Baloyi told Sputnik that as the archbishop goes on to rest, he had many questions aimed at the extent of belief and today’s church practices. He said that as a young South African black theologian inspired by Tutu’s work, he ponders the extent of the relevance of the theology taught and lived today.
“The degree to which this theology is meaningful and impactful in relations to the challenges that people face on the ground. Whether this theology is ideologically in sync with the realities of the masses of people on the ground. But whatever the responses are, a church that fails to address social issues, cannot be a relevant and true church of God in society. The church must lead with its moral voice in the process of liberating its people from any condition that seeks to dehumanise them. For as long as the experiences of people involve pain and suffering, Desmond Tutu’s theology remains relevant in the context of South Africa”, Baloyi told Sputnik.
Members of the public pause after placing flowers in memory of Archbishop Desmond Tutu outside St Georges Cathedral in Cape Town, South Africa, December 26, 2021.Desmond Mpilo Tutu was a South African Anglican bishop and theologian known for his work as an anti-apartheid and human rights activist. He was Bishop of Johannesburg from 1985 to 1986 and then archbishop of Cape Town from 1986 to 1996, in both cases being the first black African to hold the position.
Tutu died on 26 December. He had been ill with cancer for many years. Although Tutu’s wish was not to be afforded an official state funeral, President Cyril Ramaphosa has declared that he will be given a Category 1 special official state funeral on Saturday.
"The Special Official Funeral will take place in St George's Cathedral, Cape Town, on New Year’s Day, Saturday, 1 January 2022. Desmond Tutu was the first black cleric to be elected as the Bishop of Johannesburg before being inaugurated in 1986 as the first black cleric to become Archbishop of Cape Town. He also served as the General Secretary of the South African Council of Churches (SACC) and as Chairperson of the Truth and Reconciliation Commission.
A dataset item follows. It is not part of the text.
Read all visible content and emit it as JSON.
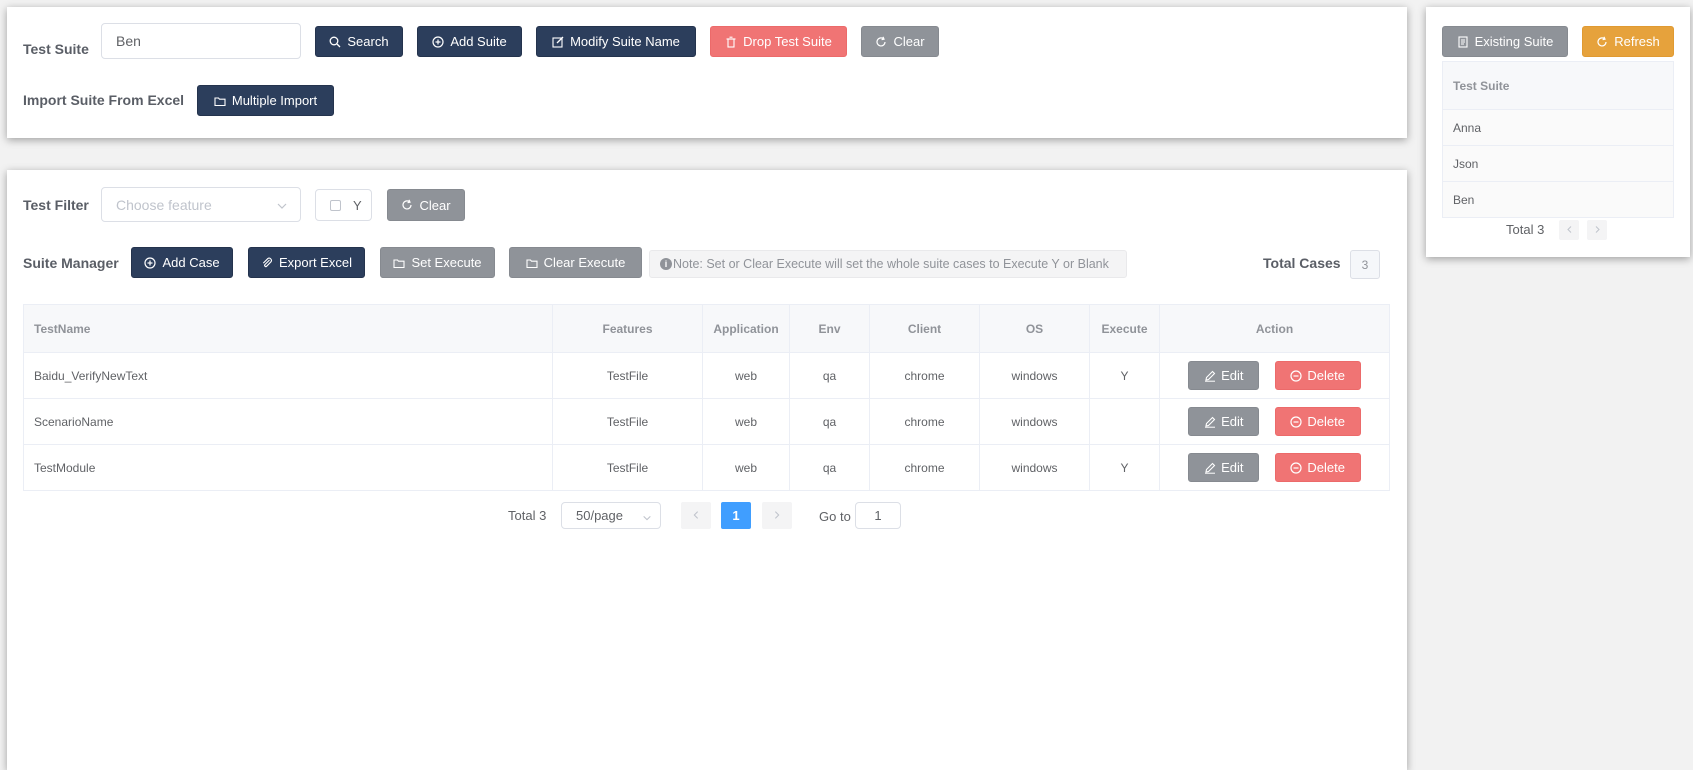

In recognition of the late Archbishop Emeritus’ distinguished life and invaluable contribution to the nation, President Ramaphosa has designated the late leader’s funeral as a Special Official Funeral – Category 1", the statement read.